swerve away (from someone or something)

1. To turn or veer abruptly aside in order to avoid collision or interaction (with someone or something). I managed to swerve away from the oncoming truck at the last moment. The motorcyclist was bearing down on her but swerved away before hitting her. I swerved away from the bar when I noticed the creepy guy staring at me.
2. To avoid or evade (someone or something) by abruptly changing one's plans or intentions. We swerved away from the merger after we realized how badly it would impact our employees. I've really started swerving away from people who bring nothing but toxic negativity to the table.
See also: away, someone, swerve

swerve into (from someone or something)

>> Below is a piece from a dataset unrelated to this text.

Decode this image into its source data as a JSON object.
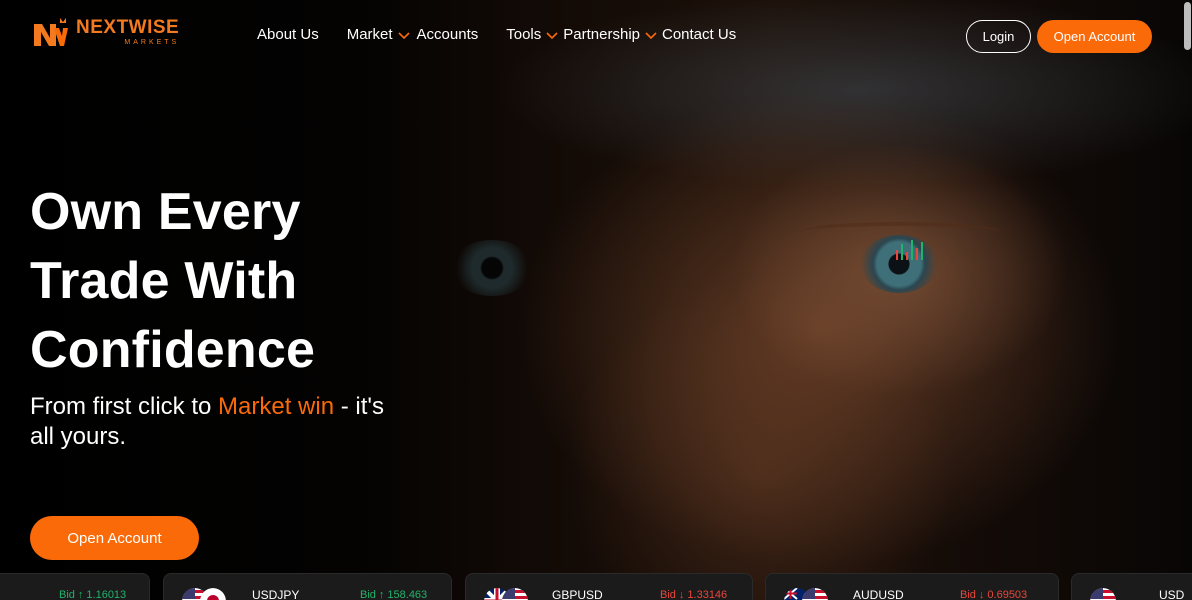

1. To collide with someone or something after turning or veering quickly, sharply, or abruptly to one side. I turned the corner and swerved into the principal, knocking her briefcase right out of his hands. The car lost control and swerved into a lamppost.
2. To enter into something after turning or veering quickly, sharply, or abruptly to one side. The truck swerved into my lane to avoid hitting the pedestrian on the road. I swerved into a side alley to avoid the police.
3. To become involved with or begin working in some different field, industry, area of expertise, etc., especially very suddenly or abruptly. I actually started out as a family photographer, but I swerved into doing headshots after getting into a conversation with a couple of actors at a party a couple years back. The heavy metal band started swerving into a more pop-rock sound in the early 2000s.
See also: someone, swerve

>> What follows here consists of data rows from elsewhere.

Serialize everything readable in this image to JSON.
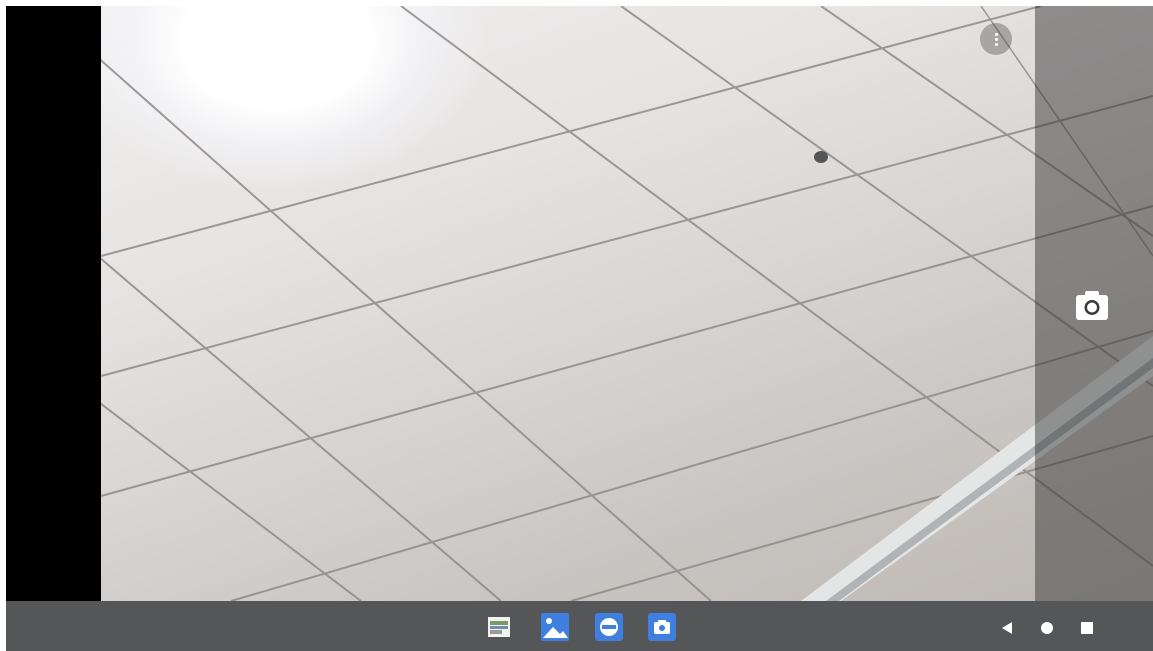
{
  "app": {
    "overflow_menu_icon": "more-vert-icon",
    "shutter_icon": "camera-icon"
  },
  "taskbar": {
    "apps": [
      {
        "name": "files-app",
        "icon": "files-icon"
      },
      {
        "name": "gallery-app",
        "icon": "photos-icon"
      },
      {
        "name": "browser-app",
        "icon": "browser-icon"
      },
      {
        "name": "camera-app",
        "icon": "camera-icon"
      }
    ],
    "nav": [
      {
        "name": "back",
        "icon": "back-triangle-icon"
      },
      {
        "name": "home",
        "icon": "home-circle-icon"
      },
      {
        "name": "recents",
        "icon": "recents-square-icon"
      }
    ]
  },
  "colors": {
    "taskbar_bg": "#555657",
    "icon_blue": "#3f7fe0",
    "overlay": "#282828"
  }
}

swerve (away) (from someone or something)

to turn sharply away from someone or something. The car swerved away from Carla just in time. It swerved away just in time.

swerve into someone or something

to turn sharply and directly into someone or something. (Usually an accident.) The car almost swerved into a pedestrian. The bus swerved into a truck.
See also: swerve
References in periodicals archive ?
Liz Hindmarsh said her husband had to swerve into the middle lane otherwise he would have been hit.
A second blue truck barely skids to a stop after its cabin swerves nearly 180 degrees to avoid colliding with the white car.
Sudden swerve carries a fine of Dh1,000, according to the updated list of penalties for traffic violations .
Drivers are forced to swerve to avoid the silver Renault Clio, with many ending up on the verge.
"At one point an ambulance had to practically swerve off the road as he passed it.
The World Cup is the biggest market place in football and adidas are cleverly keeping their ball in the news every day as the cash registers ker-ching at pounds 79.95 a pop (pounds 14.95 for a replica) Even TV commentators are taken in, knowledgeably telling us about how much movement there was on a shot when a replay shows either no deviation at all or the sort of swerve that would have been no more than a back pass for the likes of Didi, Dirceu, Rivelino and Eder.
Many fans are too young to remember Brazil in their pomp when their free-kick specialists could dip, swerve and power shots into the top corners using a ball that could best be described as a puddin'.